Return all lines of the data in which the string "type" occurs.

Website and app data records:
____

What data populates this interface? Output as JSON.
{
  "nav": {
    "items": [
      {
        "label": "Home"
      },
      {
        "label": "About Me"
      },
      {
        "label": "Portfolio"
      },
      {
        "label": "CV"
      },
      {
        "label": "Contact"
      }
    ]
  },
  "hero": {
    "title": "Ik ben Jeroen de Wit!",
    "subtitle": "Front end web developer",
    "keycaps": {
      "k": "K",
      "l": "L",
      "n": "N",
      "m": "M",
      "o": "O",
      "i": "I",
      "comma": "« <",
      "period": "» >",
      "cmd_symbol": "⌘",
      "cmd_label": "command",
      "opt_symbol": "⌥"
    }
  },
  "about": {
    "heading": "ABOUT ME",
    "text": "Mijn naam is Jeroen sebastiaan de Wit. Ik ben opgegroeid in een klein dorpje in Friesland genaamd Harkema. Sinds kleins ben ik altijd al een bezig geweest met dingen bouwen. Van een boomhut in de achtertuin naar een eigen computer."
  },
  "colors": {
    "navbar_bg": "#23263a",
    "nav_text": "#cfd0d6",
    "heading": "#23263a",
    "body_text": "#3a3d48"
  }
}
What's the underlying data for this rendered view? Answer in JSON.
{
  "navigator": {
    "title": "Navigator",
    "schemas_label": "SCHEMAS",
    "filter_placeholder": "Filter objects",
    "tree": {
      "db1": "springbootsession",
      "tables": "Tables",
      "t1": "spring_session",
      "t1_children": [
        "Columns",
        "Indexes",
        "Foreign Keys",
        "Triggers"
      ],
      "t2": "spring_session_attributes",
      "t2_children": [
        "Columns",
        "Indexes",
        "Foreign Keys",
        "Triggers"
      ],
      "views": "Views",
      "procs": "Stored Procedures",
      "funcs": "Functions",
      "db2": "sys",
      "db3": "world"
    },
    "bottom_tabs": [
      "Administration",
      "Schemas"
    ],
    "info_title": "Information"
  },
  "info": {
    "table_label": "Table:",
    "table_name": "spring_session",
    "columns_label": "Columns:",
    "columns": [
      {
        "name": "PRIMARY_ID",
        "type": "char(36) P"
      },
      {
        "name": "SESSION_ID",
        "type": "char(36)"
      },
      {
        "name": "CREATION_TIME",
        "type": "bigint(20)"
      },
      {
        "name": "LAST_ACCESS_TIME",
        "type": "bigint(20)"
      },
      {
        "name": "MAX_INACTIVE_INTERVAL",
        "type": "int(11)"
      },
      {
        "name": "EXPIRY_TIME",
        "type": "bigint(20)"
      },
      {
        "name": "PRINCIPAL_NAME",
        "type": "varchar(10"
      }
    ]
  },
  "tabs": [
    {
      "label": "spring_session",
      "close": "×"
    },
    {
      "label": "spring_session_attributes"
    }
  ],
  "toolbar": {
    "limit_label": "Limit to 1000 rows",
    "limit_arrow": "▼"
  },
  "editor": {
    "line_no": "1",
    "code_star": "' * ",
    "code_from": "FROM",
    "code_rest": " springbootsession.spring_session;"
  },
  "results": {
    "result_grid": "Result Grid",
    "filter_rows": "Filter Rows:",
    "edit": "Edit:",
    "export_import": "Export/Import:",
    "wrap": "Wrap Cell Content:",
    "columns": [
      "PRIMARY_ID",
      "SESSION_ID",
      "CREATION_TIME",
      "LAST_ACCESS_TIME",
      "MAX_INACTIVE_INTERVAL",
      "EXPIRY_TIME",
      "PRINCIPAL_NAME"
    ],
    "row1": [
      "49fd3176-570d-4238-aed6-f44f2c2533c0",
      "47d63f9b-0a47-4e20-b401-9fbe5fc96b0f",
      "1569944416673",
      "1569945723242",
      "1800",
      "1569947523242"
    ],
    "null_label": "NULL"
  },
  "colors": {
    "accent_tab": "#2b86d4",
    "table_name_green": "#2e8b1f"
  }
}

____

▸ ANSWER FOR THE TASK
        "type": "char(36) P"
        "type": "char(36)"
        "type": "bigint(20)"
        "type": "bigint(20)"
        "type": "int(11)"
        "type": "bigint(20)"
        "type": "varchar(10"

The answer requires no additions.